(Given records)

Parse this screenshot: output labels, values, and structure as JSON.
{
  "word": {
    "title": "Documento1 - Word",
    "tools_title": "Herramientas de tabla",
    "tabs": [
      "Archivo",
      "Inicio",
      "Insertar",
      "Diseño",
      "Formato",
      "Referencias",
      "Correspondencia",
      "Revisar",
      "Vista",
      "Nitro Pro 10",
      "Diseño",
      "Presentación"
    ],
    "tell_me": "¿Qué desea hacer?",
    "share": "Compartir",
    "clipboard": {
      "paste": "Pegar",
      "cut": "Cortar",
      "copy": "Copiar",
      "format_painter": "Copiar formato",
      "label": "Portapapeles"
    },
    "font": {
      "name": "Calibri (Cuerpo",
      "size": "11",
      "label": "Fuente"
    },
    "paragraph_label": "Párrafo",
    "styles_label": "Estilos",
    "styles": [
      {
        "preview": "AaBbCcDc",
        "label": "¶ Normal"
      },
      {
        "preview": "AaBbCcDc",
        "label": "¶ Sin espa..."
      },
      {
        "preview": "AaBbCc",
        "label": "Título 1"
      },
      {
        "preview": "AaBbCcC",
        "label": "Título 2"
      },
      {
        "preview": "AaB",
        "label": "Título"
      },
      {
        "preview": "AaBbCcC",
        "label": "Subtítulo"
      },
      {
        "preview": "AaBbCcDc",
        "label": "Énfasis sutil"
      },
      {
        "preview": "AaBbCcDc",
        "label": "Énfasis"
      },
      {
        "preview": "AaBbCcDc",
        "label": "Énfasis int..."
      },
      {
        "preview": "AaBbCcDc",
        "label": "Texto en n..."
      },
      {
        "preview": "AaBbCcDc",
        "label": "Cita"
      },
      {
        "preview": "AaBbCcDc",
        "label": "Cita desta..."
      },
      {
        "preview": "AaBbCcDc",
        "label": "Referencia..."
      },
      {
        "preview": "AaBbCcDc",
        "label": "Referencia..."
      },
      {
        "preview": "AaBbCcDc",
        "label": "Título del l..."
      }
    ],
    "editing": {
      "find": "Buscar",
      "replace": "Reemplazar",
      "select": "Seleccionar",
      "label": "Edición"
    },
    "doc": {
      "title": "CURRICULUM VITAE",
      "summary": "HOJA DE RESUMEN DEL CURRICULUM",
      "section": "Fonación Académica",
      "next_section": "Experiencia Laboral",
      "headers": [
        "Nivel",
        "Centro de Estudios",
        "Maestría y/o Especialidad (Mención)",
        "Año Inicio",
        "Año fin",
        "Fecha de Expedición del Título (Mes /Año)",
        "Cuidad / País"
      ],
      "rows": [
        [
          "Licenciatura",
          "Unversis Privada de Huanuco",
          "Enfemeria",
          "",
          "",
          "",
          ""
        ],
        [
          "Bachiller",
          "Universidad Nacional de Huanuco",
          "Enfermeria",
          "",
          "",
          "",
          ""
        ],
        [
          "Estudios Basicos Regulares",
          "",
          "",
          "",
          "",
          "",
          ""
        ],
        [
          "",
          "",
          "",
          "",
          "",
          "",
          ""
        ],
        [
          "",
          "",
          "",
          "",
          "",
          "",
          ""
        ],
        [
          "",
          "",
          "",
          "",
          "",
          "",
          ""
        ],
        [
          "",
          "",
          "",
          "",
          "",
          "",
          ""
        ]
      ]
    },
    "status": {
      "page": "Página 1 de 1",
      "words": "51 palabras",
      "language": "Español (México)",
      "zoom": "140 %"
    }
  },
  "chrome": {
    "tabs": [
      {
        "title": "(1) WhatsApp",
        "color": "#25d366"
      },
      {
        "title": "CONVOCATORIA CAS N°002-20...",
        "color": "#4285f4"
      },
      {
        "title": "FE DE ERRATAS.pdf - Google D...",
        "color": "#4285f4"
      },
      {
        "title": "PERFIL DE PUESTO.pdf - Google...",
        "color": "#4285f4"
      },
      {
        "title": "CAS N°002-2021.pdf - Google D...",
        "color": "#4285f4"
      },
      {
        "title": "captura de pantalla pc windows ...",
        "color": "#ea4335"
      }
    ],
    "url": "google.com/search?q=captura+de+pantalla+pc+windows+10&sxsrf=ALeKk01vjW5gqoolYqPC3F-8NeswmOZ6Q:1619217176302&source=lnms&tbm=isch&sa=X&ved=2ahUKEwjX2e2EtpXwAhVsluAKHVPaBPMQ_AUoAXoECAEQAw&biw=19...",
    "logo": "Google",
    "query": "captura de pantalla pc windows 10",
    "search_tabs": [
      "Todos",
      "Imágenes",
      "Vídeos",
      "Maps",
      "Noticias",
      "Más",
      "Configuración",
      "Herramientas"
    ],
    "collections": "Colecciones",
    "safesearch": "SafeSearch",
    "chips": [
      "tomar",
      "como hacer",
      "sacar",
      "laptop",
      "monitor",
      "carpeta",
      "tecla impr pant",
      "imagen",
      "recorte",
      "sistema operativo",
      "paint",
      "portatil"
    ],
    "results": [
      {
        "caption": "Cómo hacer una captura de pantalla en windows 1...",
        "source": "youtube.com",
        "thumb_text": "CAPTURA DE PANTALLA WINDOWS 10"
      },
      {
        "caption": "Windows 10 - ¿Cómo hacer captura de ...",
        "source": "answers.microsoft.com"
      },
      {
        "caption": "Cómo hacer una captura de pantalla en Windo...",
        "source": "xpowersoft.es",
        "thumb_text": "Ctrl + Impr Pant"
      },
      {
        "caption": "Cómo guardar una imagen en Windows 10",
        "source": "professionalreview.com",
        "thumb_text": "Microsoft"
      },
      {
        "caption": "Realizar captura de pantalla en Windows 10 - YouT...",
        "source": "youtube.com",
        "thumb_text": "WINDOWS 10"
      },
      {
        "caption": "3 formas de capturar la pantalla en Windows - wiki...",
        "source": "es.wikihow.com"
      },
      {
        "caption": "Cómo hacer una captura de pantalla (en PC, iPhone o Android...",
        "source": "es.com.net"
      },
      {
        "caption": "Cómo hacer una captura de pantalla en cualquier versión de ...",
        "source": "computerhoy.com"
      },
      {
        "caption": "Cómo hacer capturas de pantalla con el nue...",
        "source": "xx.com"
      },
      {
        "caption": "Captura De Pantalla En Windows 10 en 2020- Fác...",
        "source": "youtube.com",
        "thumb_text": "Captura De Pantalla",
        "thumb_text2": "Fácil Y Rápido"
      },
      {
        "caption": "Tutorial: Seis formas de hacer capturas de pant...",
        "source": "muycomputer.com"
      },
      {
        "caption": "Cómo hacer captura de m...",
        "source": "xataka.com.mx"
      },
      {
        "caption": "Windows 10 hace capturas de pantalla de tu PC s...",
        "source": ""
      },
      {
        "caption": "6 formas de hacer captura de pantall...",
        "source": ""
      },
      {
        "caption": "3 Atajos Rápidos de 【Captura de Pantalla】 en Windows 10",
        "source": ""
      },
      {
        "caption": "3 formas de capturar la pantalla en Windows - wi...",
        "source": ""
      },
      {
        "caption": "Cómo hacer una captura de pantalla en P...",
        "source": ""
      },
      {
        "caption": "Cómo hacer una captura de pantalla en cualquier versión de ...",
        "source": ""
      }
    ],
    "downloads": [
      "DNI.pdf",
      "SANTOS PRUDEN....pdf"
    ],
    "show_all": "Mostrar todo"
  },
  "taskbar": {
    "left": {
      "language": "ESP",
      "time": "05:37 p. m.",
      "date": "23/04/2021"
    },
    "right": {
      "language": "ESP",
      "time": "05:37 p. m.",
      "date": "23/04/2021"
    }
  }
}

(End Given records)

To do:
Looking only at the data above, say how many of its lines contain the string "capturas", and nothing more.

Answer space:
3